Timely flight from Ukraine for DAA

Dublin Airport Authority continues to push boundaries overseas

FThe DAA’s annual report states it is exploring opportunities in India, Brazil, the US and Japan. Photograph: Dara Mac Dónaill

FThe DAA’s annual report states it is exploring opportunities in India, Brazil, the US and Japan. Photograph: Dara Mac Dónaill

 

There must be sighs of relief all around in the Dublin Airport Authority (DAA) that its Aer Rianta International division managed to sell its interests in Ukraine and Russia last year, ahead of the conflict that has since embroiled both countries.

In 2013, the duty-free specialist sold its remaining one-third share in Aerofirst, a Moscow-based airport retail company. The move earned Aer Rianta International and its parent an €11.3 million once-off profit and also completed its planned “withdrawal from Russia and Ukraine to focus on higher-growth operations and opportunities in core markets”.

Neither DAA nor its subsidiary can claim to have had any second sight – the company had been planning to pull out of those markets for some time to shift its emphasis to other regions, such as China, and it began the process in 2012.

The business continues to operate in the Middle East, where it raised its stake in its Bahrain-based company (ARI Middle East or ARIME) to 71 per cent.

Meanwhile, group chief executive Kevin Toland has singled out another overseas venture, DAA International, as a possible engine for future growth. The company plans to offer airport management services to financial investors in the global industry. Toland noted yesterday that demand for such services outstrips supply.

The group’s annual report states it is exploring opportunities in countries such as India, Brazil, the US and Japan. DAA International’s ambitions do not stop at airports – it is also looking at opportunities to manage their car parks, and is in discussions in the US about providing these services. Presumably if it were to join forces with Aer Rianta International, the pair could offer customers a “seamless experience”, taking them from the car park through security to the duty free.

The Irish Times Logo
Commenting on The Irish Times has changed. To comment you must now be an Irish Times subscriber.
SUBSCRIBE
GO BACK
Error Image
The account details entered are not currently associated with an Irish Times subscription. Please subscribe to sign in to comment.
Comment Sign In

Forgot password?
The Irish Times Logo
Thank you
You should receive instructions for resetting your password. When you have reset your password, you can Sign In.
The Irish Times Logo
Please choose a screen name. This name will appear beside any comments you post. Your screen name should follow the standards set out in our community standards.
Screen Name Selection

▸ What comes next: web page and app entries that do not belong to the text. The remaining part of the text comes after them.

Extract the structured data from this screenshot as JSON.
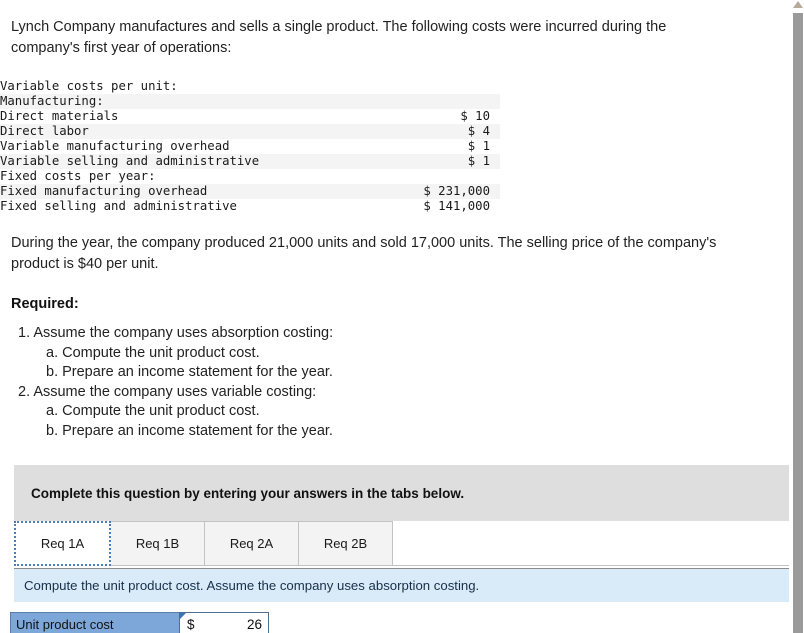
{
  "problem": {
    "intro": "Lynch Company manufactures and sells a single product. The following costs were incurred during the company's first year of operations:",
    "during": "During the year, the company produced 21,000 units and sold 17,000 units. The selling price of the company's product is $40 per unit.",
    "required_heading": "Required:"
  },
  "cost_table": {
    "rows": [
      {
        "label": "Variable costs per unit:",
        "indent": 1,
        "amount": "",
        "shaded": false
      },
      {
        "label": "Manufacturing:",
        "indent": 2,
        "amount": "",
        "shaded": true
      },
      {
        "label": "Direct materials",
        "indent": 3,
        "amount": "$ 10",
        "shaded": false
      },
      {
        "label": "Direct labor",
        "indent": 3,
        "amount": "$ 4",
        "shaded": true
      },
      {
        "label": "Variable manufacturing overhead",
        "indent": 3,
        "amount": "$ 1",
        "shaded": false
      },
      {
        "label": "Variable selling and administrative",
        "indent": 2,
        "amount": "$ 1",
        "shaded": true
      },
      {
        "label": "Fixed costs per year:",
        "indent": 1,
        "amount": "",
        "shaded": false
      },
      {
        "label": "Fixed manufacturing overhead",
        "indent": 2,
        "amount": "$ 231,000",
        "shaded": true
      },
      {
        "label": "Fixed selling and administrative",
        "indent": 2,
        "amount": "$ 141,000",
        "shaded": false
      }
    ]
  },
  "requirements": [
    {
      "text": "1. Assume the company uses absorption costing:",
      "level": 1
    },
    {
      "text": "a. Compute the unit product cost.",
      "level": 2
    },
    {
      "text": "b. Prepare an income statement for the year.",
      "level": 2
    },
    {
      "text": "2. Assume the company uses variable costing:",
      "level": 1
    },
    {
      "text": "a. Compute the unit product cost.",
      "level": 2
    },
    {
      "text": "b. Prepare an income statement for the year.",
      "level": 2
    }
  ],
  "instruction_bar": {
    "text": "Complete this question by entering your answers in the tabs below."
  },
  "tabs": [
    {
      "label": "Req 1A",
      "active": true
    },
    {
      "label": "Req 1B",
      "active": false
    },
    {
      "label": "Req 2A",
      "active": false
    },
    {
      "label": "Req 2B",
      "active": false
    }
  ],
  "sub_banner": {
    "text": "Compute the unit product cost. Assume the company uses absorption costing."
  },
  "answer_row": {
    "label": "Unit product cost",
    "currency": "$",
    "value": "26"
  },
  "colors": {
    "instruction_bar_bg": "#dedede",
    "sub_banner_bg": "#d9eaf8",
    "answer_label_bg": "#7da7d9",
    "tab_inactive_bg": "#f3f3f3",
    "tab_active_border": "#4a7ebb",
    "table_shaded_row": "#f4f4f4"
  }
}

Hello

Please choose a screen name. This name will appear beside any comments you post. Your screen name should follow the standards set out in our community standards.

The Irish Times Logo
Commenting on The Irish Times has changed. To comment you must now be an Irish Times subscriber.
SUBSCRIBE
Forgot Password
Please enter your email address so we can send you a link to reset your password.

Sign In

Your Comments
We reserve the right to remove any content at any time from this Community, including without limitation if it violates the Community Standards. We ask that you report content that you in good faith believe violates the above rules by clicking the Flag link next to the offending comment or by filling out this form. New comments are only accepted for 3 days from the date of publication.